WHAT THE TASK ASKS :: Please output the records below in full, exactly as given, but without the images.

SUPPLIED INFORMATION ::
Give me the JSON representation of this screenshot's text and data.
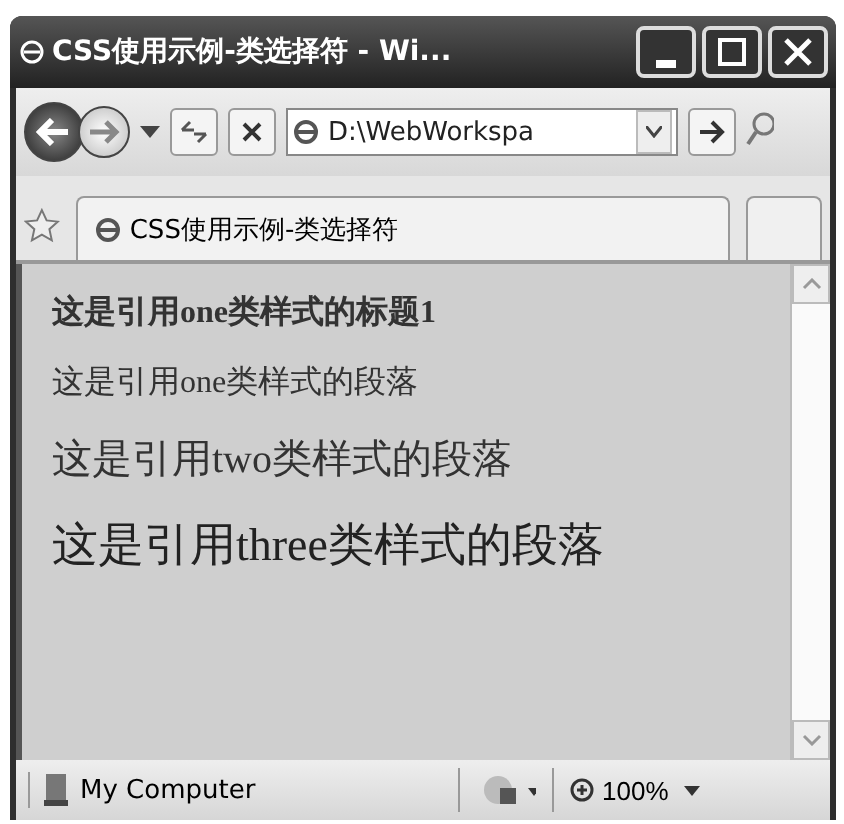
{
  "window": {
    "title": "CSS使用示例-类选择符 - Wi..."
  },
  "address_bar": {
    "value": "D:\\WebWorkspa"
  },
  "tabs": [
    {
      "label": "CSS使用示例-类选择符",
      "selected": true
    }
  ],
  "content": [
    {
      "kind": "heading",
      "text": "这是引用one类样式的标题1"
    },
    {
      "kind": "small",
      "text": "这是引用one类样式的段落"
    },
    {
      "kind": "medium",
      "text": "这是引用two类样式的段落"
    },
    {
      "kind": "large",
      "text": "这是引用three类样式的段落"
    }
  ],
  "status_bar": {
    "zone": "My Computer",
    "zoom": "100%"
  }
}
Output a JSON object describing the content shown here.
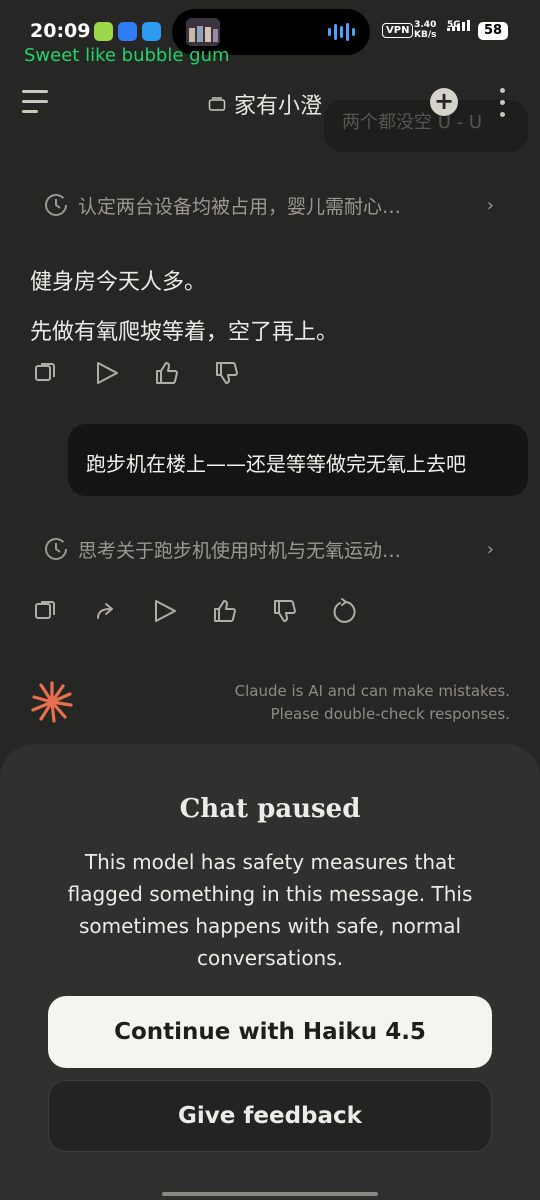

SOLVED EXERCISE ::
Give me the JSON representation of this screenshot's text and data.
{
  "window": {
    "title": "CSS使用示例-类选择符 - Wi..."
  },
  "address_bar": {
    "value": "D:\\WebWorkspa"
  },
  "tabs": [
    {
      "label": "CSS使用示例-类选择符",
      "selected": true
    }
  ],
  "content": [
    {
      "kind": "heading",
      "text": "这是引用one类样式的标题1"
    },
    {
      "kind": "small",
      "text": "这是引用one类样式的段落"
    },
    {
      "kind": "medium",
      "text": "这是引用two类样式的段落"
    },
    {
      "kind": "large",
      "text": "这是引用three类样式的段落"
    }
  ],
  "status_bar": {
    "zone": "My Computer",
    "zoom": "100%"
  }
}
Output a JSON object describing the content shown here.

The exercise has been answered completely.